Aim of the exercise:
Return every line of the data that contains the string "JSON".

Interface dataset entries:
»»

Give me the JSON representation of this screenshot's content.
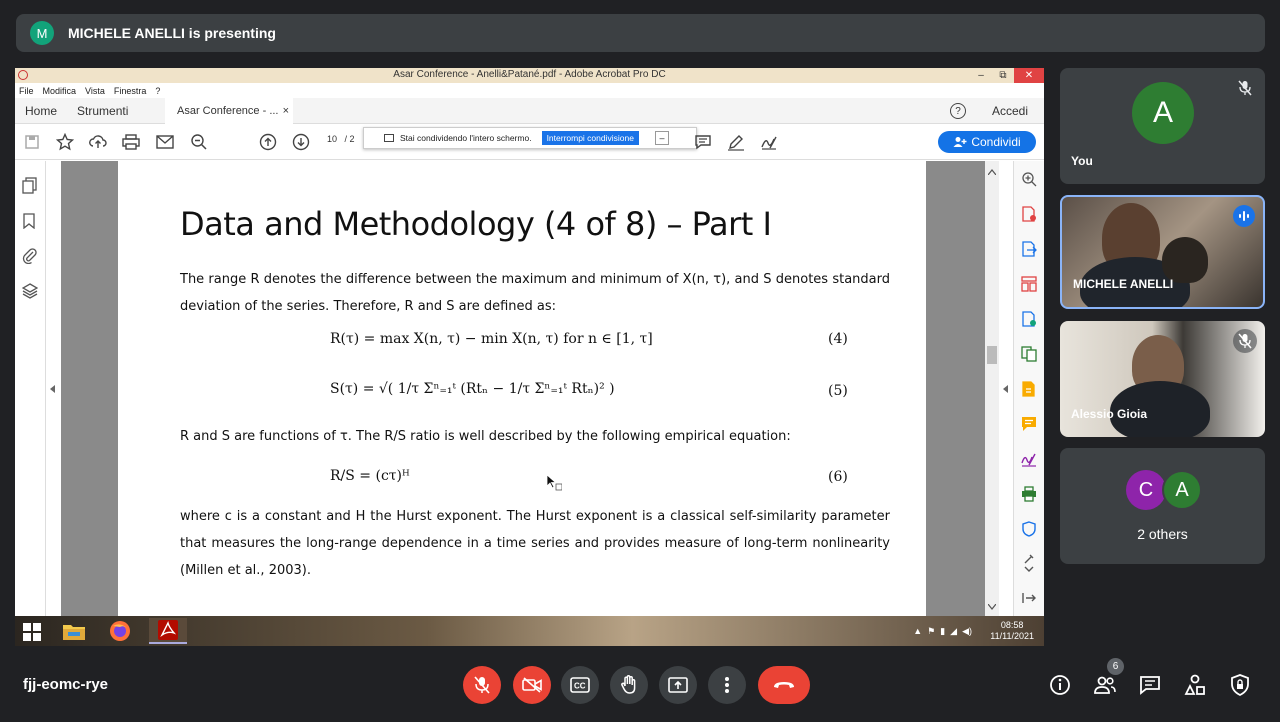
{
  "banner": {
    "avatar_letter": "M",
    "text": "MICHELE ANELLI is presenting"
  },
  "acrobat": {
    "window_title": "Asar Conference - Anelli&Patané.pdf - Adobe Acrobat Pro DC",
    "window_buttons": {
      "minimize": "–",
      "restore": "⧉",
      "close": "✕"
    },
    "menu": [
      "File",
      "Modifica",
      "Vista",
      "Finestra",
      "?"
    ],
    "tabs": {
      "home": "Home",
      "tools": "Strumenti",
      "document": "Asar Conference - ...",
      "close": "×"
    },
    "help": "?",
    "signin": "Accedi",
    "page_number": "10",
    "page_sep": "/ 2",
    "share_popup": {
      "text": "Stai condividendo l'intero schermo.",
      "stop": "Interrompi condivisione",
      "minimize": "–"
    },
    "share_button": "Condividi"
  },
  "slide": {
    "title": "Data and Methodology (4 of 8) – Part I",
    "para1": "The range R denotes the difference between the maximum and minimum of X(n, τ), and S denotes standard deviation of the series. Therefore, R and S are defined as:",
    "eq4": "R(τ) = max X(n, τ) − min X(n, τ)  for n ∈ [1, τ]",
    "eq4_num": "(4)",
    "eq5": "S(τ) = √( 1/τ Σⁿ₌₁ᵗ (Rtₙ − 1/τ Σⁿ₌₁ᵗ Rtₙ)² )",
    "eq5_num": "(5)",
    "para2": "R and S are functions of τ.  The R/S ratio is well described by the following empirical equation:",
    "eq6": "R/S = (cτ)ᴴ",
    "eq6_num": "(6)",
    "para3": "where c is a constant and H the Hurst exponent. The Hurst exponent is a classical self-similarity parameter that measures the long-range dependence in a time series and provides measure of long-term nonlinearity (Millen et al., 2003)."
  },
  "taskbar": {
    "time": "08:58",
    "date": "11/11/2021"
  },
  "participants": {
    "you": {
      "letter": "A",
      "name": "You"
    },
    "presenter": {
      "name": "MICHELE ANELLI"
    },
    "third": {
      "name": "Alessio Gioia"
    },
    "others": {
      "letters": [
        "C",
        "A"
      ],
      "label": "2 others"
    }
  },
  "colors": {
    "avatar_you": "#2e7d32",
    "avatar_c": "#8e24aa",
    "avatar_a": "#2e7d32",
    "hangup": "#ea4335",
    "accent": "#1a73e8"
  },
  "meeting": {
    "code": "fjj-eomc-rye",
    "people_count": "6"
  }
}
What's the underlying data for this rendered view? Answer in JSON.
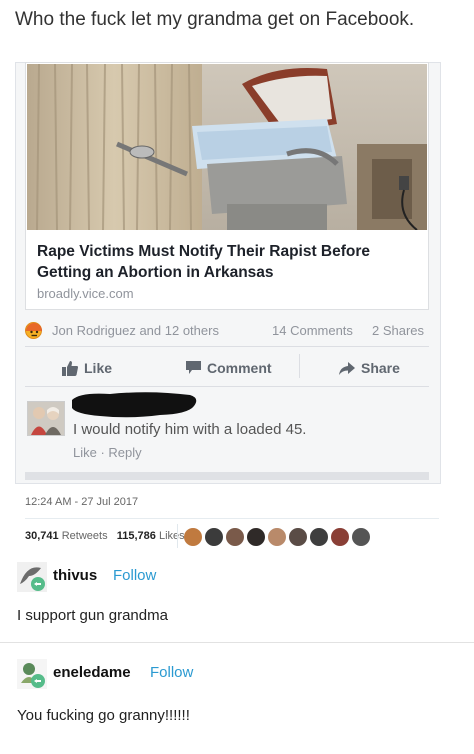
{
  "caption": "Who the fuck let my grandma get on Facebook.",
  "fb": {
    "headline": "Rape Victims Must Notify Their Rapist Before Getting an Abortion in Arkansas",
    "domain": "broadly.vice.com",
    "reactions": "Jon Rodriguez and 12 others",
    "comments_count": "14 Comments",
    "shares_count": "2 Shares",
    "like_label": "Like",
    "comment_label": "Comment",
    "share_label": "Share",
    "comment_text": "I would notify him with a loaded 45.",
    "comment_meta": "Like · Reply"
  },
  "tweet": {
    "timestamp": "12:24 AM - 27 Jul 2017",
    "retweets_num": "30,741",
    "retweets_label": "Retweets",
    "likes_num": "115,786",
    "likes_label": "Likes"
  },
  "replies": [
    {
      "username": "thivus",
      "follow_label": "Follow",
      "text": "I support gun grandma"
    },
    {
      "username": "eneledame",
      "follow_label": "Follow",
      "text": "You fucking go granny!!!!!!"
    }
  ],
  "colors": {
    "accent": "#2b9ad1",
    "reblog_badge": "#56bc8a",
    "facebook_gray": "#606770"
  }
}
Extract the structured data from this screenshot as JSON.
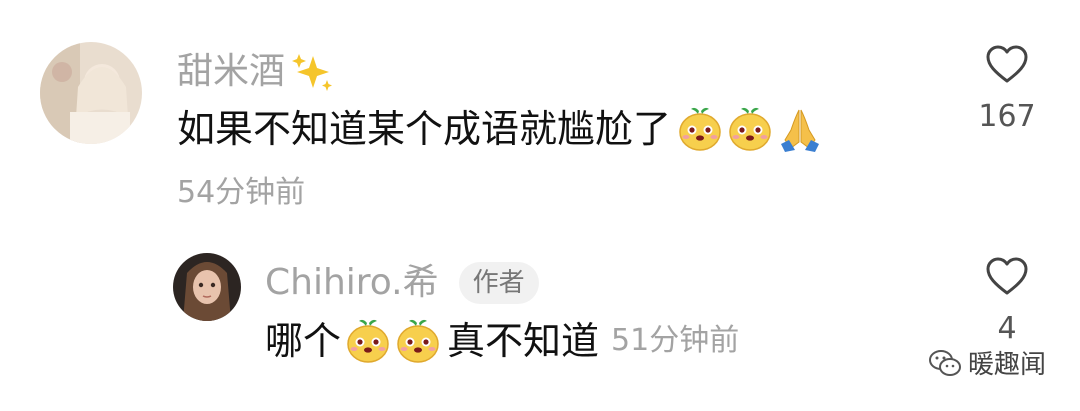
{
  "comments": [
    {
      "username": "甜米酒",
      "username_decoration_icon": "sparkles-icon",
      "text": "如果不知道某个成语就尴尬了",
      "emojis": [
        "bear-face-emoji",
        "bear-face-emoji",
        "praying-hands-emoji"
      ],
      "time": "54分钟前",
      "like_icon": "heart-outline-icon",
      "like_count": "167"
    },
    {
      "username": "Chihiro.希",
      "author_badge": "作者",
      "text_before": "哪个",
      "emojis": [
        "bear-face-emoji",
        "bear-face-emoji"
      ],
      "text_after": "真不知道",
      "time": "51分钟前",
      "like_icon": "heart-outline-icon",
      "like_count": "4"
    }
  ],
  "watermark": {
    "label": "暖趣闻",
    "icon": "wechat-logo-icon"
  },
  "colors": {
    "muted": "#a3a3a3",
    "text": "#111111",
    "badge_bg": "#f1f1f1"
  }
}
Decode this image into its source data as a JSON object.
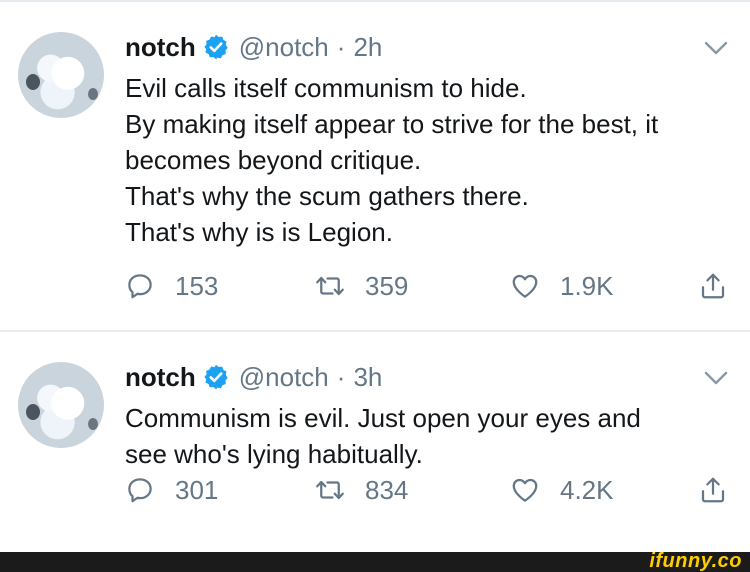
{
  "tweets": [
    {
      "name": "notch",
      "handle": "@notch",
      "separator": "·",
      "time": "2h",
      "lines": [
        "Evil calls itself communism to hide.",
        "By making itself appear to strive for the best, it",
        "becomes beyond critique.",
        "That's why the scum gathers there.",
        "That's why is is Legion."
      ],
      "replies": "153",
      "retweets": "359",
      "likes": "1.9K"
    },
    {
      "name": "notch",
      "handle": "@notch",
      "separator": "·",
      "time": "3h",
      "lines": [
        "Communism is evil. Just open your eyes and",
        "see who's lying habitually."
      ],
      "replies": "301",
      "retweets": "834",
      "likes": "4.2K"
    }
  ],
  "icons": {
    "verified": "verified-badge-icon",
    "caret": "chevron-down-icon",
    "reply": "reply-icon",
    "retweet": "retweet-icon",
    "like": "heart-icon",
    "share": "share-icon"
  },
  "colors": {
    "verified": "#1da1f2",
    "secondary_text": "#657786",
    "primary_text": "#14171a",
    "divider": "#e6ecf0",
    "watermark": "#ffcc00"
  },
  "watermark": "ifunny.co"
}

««
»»

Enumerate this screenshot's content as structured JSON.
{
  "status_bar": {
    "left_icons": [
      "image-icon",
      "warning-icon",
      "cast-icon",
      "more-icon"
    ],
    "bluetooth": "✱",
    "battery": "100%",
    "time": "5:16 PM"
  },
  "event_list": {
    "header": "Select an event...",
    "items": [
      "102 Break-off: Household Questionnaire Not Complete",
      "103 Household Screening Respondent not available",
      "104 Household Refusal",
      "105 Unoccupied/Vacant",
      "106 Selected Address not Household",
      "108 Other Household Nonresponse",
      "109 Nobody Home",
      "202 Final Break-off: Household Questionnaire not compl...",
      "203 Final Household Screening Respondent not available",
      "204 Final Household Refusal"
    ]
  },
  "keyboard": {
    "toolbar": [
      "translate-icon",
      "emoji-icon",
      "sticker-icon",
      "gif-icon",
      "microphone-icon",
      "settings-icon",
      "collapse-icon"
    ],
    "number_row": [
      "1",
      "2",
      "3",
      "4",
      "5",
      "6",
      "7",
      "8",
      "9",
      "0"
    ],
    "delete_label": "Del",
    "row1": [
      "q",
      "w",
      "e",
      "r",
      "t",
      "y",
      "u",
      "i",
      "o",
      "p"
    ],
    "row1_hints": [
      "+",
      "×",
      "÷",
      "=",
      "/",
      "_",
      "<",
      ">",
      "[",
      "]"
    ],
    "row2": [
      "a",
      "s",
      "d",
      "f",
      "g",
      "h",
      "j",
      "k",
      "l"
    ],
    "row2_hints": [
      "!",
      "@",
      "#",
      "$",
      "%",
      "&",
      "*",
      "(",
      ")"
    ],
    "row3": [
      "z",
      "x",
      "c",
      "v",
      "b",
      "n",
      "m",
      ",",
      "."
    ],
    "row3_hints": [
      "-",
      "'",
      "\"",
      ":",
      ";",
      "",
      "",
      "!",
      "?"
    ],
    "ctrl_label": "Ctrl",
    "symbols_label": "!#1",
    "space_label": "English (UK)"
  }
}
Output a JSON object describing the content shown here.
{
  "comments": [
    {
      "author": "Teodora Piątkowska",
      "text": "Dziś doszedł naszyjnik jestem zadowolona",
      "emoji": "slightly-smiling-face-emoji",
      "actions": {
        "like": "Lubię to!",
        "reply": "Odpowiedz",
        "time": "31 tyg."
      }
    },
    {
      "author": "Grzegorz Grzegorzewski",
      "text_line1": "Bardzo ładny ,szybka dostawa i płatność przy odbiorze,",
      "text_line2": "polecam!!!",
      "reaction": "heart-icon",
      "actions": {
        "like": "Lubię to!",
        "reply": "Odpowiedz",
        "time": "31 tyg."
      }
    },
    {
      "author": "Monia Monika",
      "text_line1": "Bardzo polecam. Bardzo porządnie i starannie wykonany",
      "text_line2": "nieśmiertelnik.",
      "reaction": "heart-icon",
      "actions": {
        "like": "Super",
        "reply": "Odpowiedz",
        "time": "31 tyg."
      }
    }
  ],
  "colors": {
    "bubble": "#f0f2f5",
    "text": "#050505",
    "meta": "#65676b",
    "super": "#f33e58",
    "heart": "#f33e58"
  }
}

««

Exercise result:
Give me the JSON representation of this screenshot's content.
What's the underlying data for this rendered view? Answer in JSON.
Extract the structured data from this screenshot as JSON.
Decode this image into its source data as a JSON object.
Enumerate this screenshot's content as structured JSON.
Output a JSON object describing the content shown here.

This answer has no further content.